# Goal of the exercise
Render every entry exactly as it appears.

─── Exercise material

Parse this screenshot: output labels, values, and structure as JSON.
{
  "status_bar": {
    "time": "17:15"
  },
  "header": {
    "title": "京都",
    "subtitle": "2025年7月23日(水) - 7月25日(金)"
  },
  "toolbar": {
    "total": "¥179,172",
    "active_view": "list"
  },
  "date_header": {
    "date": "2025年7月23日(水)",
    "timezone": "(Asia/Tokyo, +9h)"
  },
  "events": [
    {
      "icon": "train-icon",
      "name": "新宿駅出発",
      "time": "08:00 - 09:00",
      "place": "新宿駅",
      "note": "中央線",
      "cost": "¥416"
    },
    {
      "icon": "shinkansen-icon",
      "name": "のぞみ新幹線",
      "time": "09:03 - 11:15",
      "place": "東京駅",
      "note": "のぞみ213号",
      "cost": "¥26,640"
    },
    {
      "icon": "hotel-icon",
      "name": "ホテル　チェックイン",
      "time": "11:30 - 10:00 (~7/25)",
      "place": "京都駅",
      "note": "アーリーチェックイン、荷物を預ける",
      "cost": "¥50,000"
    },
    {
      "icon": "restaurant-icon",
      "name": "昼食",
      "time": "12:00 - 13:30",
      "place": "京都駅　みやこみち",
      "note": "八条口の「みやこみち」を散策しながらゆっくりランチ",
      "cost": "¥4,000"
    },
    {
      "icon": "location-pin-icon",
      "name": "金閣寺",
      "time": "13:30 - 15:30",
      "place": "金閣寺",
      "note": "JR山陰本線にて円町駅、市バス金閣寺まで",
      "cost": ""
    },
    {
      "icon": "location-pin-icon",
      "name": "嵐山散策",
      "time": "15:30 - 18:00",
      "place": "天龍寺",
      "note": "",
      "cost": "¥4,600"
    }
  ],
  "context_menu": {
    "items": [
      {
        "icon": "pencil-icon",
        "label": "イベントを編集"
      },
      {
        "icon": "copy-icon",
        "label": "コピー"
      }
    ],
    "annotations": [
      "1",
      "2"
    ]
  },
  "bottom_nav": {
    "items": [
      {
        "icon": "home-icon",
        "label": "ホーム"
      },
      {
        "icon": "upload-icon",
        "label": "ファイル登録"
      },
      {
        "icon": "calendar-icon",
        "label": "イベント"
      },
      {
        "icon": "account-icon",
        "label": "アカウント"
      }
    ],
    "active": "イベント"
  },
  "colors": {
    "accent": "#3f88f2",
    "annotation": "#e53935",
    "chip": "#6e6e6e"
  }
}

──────

# Response below
Parse this screenshot: output labels, values, and structure as JSON.
{
  "status_bar": {
    "time": "17:15"
  },
  "header": {
    "title": "京都",
    "subtitle": "2025年7月23日(水) - 7月25日(金)"
  },
  "toolbar": {
    "total": "¥179,172",
    "active_view": "list"
  },
  "date_header": {
    "date": "2025年7月23日(水)",
    "timezone": "(Asia/Tokyo, +9h)"
  },
  "events": [
    {
      "icon": "train-icon",
      "name": "新宿駅出発",
      "time": "08:00 - 09:00",
      "place": "新宿駅",
      "note": "中央線",
      "cost": "¥416"
    },
    {
      "icon": "shinkansen-icon",
      "name": "のぞみ新幹線",
      "time": "09:03 - 11:15",
      "place": "東京駅",
      "note": "のぞみ213号",
      "cost": "¥26,640"
    },
    {
      "icon": "hotel-icon",
      "name": "ホテル　チェックイン",
      "time": "11:30 - 10:00 (~7/25)",
      "place": "京都駅",
      "note": "アーリーチェックイン、荷物を預ける",
      "cost": "¥50,000"
    },
    {
      "icon": "restaurant-icon",
      "name": "昼食",
      "time": "12:00 - 13:30",
      "place": "京都駅　みやこみち",
      "note": "八条口の「みやこみち」を散策しながらゆっくりランチ",
      "cost": "¥4,000"
    },
    {
      "icon": "location-pin-icon",
      "name": "金閣寺",
      "time": "13:30 - 15:30",
      "place": "金閣寺",
      "note": "JR山陰本線にて円町駅、市バス金閣寺まで",
      "cost": ""
    },
    {
      "icon": "location-pin-icon",
      "name": "嵐山散策",
      "time": "15:30 - 18:00",
      "place": "天龍寺",
      "note": "",
      "cost": "¥4,600"
    }
  ],
  "context_menu": {
    "items": [
      {
        "icon": "pencil-icon",
        "label": "イベントを編集"
      },
      {
        "icon": "copy-icon",
        "label": "コピー"
      }
    ],
    "annotations": [
      "1",
      "2"
    ]
  },
  "bottom_nav": {
    "items": [
      {
        "icon": "home-icon",
        "label": "ホーム"
      },
      {
        "icon": "upload-icon",
        "label": "ファイル登録"
      },
      {
        "icon": "calendar-icon",
        "label": "イベント"
      },
      {
        "icon": "account-icon",
        "label": "アカウント"
      }
    ],
    "active": "イベント"
  },
  "colors": {
    "accent": "#3f88f2",
    "annotation": "#e53935",
    "chip": "#6e6e6e"
  }
}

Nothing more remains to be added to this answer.